It doesn’t matter how compelling the evidence to the contrary is or how many studies linking inflammation to depression there are, it takes guts to heal your gut!
Some people will never admit there might be another path besides pharmaceuticals for healing major depression, chronic low-level depression, bipolar depression, anxiety, and other mood disorders.
And I know it was hard for me to admit that I had
- been sick for longer than was necessary
- relinquished my power to doctors who may have been wrong
- taken toxic drugs that have may have damaged my brain
But when I finally tried healing my gut I was pleasantly surprised when my chronic fatigue and depression began to heal.
What does all this mean to you, and how can you use it?
As humans, we undergo a lot of stress. As kids and as adults. This can be long-term emotional as well as physical. It can come from foods we eat, from being given too many antibiotics as an infant or later in life. We can become susceptible to gut permeability and inflammation.
Stressors can ruin the gut microbiome through many different factors.

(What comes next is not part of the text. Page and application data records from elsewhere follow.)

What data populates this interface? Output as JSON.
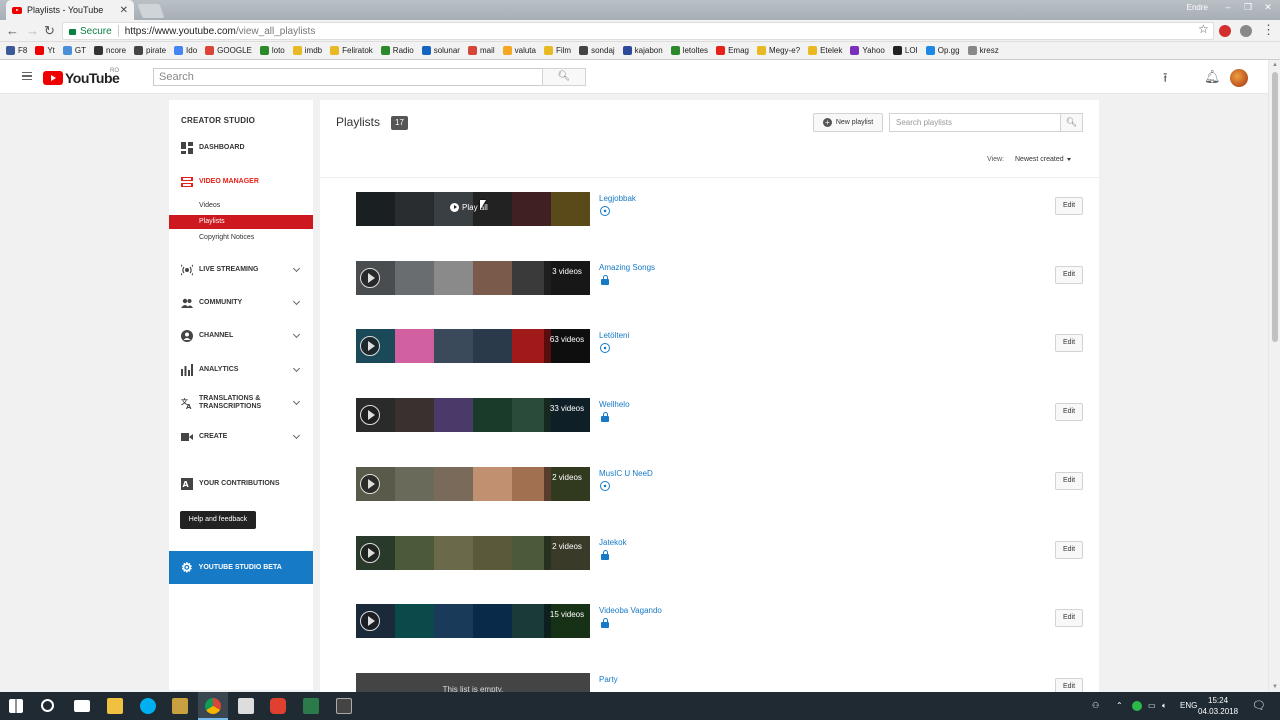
{
  "browser": {
    "tab_title": "Playlists - YouTube",
    "tab_close": "✕",
    "window_user": "Endre",
    "secure_label": "Secure",
    "url_host": "https://www.youtube.com",
    "url_path": "/view_all_playlists",
    "bookmarks": [
      "F8",
      "Yt",
      "GT",
      "ncore",
      "pirate",
      "Ido",
      "GOOGLE",
      "loto",
      "imdb",
      "Feliratok",
      "Radio",
      "solunar",
      "mail",
      "valuta",
      "Film",
      "sondaj",
      "kajabon",
      "letoltes",
      "Emag",
      "Megy-e?",
      "Etelek",
      "Yahoo",
      "LOI",
      "Op.gg",
      "kresz"
    ],
    "bookmark_colors": [
      "#3b5998",
      "#e00",
      "#4a90d9",
      "#333",
      "#444",
      "#4285f4",
      "#db4437",
      "#2a8a2a",
      "#e8b923",
      "#e8b923",
      "#2a8a2a",
      "#1565c0",
      "#d44638",
      "#f5a623",
      "#e8b923",
      "#444",
      "#2c4a9a",
      "#2a8a2a",
      "#e62117",
      "#e8b923",
      "#e8b923",
      "#7b2fbe",
      "#222",
      "#1e88e5",
      "#888"
    ]
  },
  "header": {
    "logo_text": "YouTube",
    "logo_region": "RO",
    "search_placeholder": "Search"
  },
  "sidebar": {
    "title": "CREATOR STUDIO",
    "items": [
      {
        "label": "DASHBOARD"
      },
      {
        "label": "VIDEO MANAGER"
      },
      {
        "label": "LIVE STREAMING"
      },
      {
        "label": "COMMUNITY"
      },
      {
        "label": "CHANNEL"
      },
      {
        "label": "ANALYTICS"
      },
      {
        "label": "TRANSLATIONS & TRANSCRIPTIONS"
      },
      {
        "label": "CREATE"
      },
      {
        "label": "YOUR CONTRIBUTIONS"
      }
    ],
    "sub_items": [
      "Videos",
      "Playlists",
      "Copyright Notices"
    ],
    "help_label": "Help and feedback",
    "beta_label": "YOUTUBE STUDIO BETA"
  },
  "main": {
    "title": "Playlists",
    "count": "17",
    "new_playlist": "New playlist",
    "search_placeholder": "Search playlists",
    "view_label": "View:",
    "sort_label": "Newest created",
    "edit_label": "Edit",
    "play_all_label": "Play all",
    "empty_label": "This list is empty.",
    "playlists": [
      {
        "name": "Legjobbak",
        "videos": "",
        "privacy": "public",
        "colors": [
          "#1a1f22",
          "#2a2d30",
          "#3a3f44",
          "#222",
          "#402020",
          "#5a4a1a"
        ]
      },
      {
        "name": "Amazing Songs",
        "videos": "3 videos",
        "privacy": "private",
        "colors": [
          "#4a4d50",
          "#6a6d70",
          "#8a8a8a",
          "#7a5a4a",
          "#3a3a3a",
          "#2a2a2a"
        ]
      },
      {
        "name": "Letölteni",
        "videos": "63 videos",
        "privacy": "public",
        "colors": [
          "#1a4a5a",
          "#d060a0",
          "#3a4a5a",
          "#2a3a4a",
          "#a01a1a",
          "#1a1a1a"
        ]
      },
      {
        "name": "Wellhelo",
        "videos": "33 videos",
        "privacy": "private",
        "colors": [
          "#2a2a2a",
          "#3a3030",
          "#4a3a6a",
          "#1a3a2a",
          "#2a4a3a",
          "#1a3a4a"
        ]
      },
      {
        "name": "MusIC U NeeD",
        "videos": "2 videos",
        "privacy": "public",
        "colors": [
          "#5a5a4a",
          "#6a6a5a",
          "#7a6a5a",
          "#c09070",
          "#a07050",
          "#5a6a3a"
        ]
      },
      {
        "name": "Jatekok",
        "videos": "2 videos",
        "privacy": "private",
        "colors": [
          "#2a3a2a",
          "#4a5a3a",
          "#6a6a4a",
          "#5a5a3a",
          "#4a5a3a",
          "#6a6a4a"
        ]
      },
      {
        "name": "Videoba Vagando",
        "videos": "15 videos",
        "privacy": "private",
        "colors": [
          "#1a2a3a",
          "#0a4a4a",
          "#1a3a5a",
          "#0a2a4a",
          "#1a3a3a",
          "#2a5a2a"
        ]
      },
      {
        "name": "Party",
        "videos": "",
        "privacy": "empty",
        "colors": []
      }
    ]
  },
  "taskbar": {
    "lang": "ENG",
    "time": "15:24",
    "date": "04.03.2018"
  }
}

When the body is inflamed, the brain becomes inflamed through the communication between the gut-brain axis.
You can end up with symptoms of depression, anxiety, and other mood disorders and often several physical symptoms as well.
The standard treatments for depression and other mood disorders may not address the root cause of your particular issue.
I love talk therapy and find it very useful, but sometimes you need to repair physical symptoms too.
When you correct the issue with the gut the immune system heals, the brain heals, and this may help with depression symptoms.
But before you can do that you have to face that you may have been duped, morn the loss of months or years of suffering, lost relationships, lost money, ruined careers, lost opportunities, and lost time because you weren’t well enough to pursue them.
Getting on with your treatment
You have to pick yourself up, clean up your diet, get some lab tests done to make sure you are not missing essential nutrients. None of these tests are all that costly or complicated.
Kelly Brogan has a great resource page with a booklet on lab tests you may need.
The trick is to find doctors who are familiar with this new system of treatment and testing. Finding a good healthcare practitioner who is on your side can be the most challenging part.
But don’t give up if your regular doctor scoffs at you and says there is nothing wrong with your gut and that nutrition has nothing to do with how you feel.
Just keep moving along until you get the support you need.
These days more and more MDs are turning to functional and integrative medicine and will know how to help even if your regular doctor does not.
You can also work with a Naturopathic doctor acupuncturist or another practitioner who specializes in treating systems, not just parts of people.
You can start here:
- The GI Health Summit has a listing of many MDs who specialize in gut health
- The Institute for Functional Medicine has a list of practitioners nationally
- The Neuro-Nutrient Institute has a list of practitioners who focus on natural treatments
- Peninsula Integrative Medicine if you are in Silicon Valley
One protocol to heal your gut microbiome
The best book on treating depression naturally is by Kelly Brogan, MD called A Mind of Your Own. She gives you a four-week protocol on how to get on a new path. She even has a section on tapering off medications if you are interested. Download a free chapter here
She also has a more extended program with lots of free videos covering:
- Learning to cook whole organic foods
- clean out the cupboards and detox your body and your home
- Stop dying your hair and using toxic makeup, lotions, etc.
- From inflammation to sickness and depression: when the immune system subjugates the brain
- Cytokines sing the blues: inflammation and the pathogenesis of depression
- The role of inflammation in depression: from evolutionary imperative to modern treatment
- Psychobiotics: An emerging probiotic in psychiatric practice
- Psychobiotics: Probiotics for Your Mind
- Psychobiotics: Bacteria to Brighten your Mood
- From gut to brain: the inflammation connection
- Malaise, melancholia, and madness: the evolutionary legacy of an inflammatory bias.
- American Gut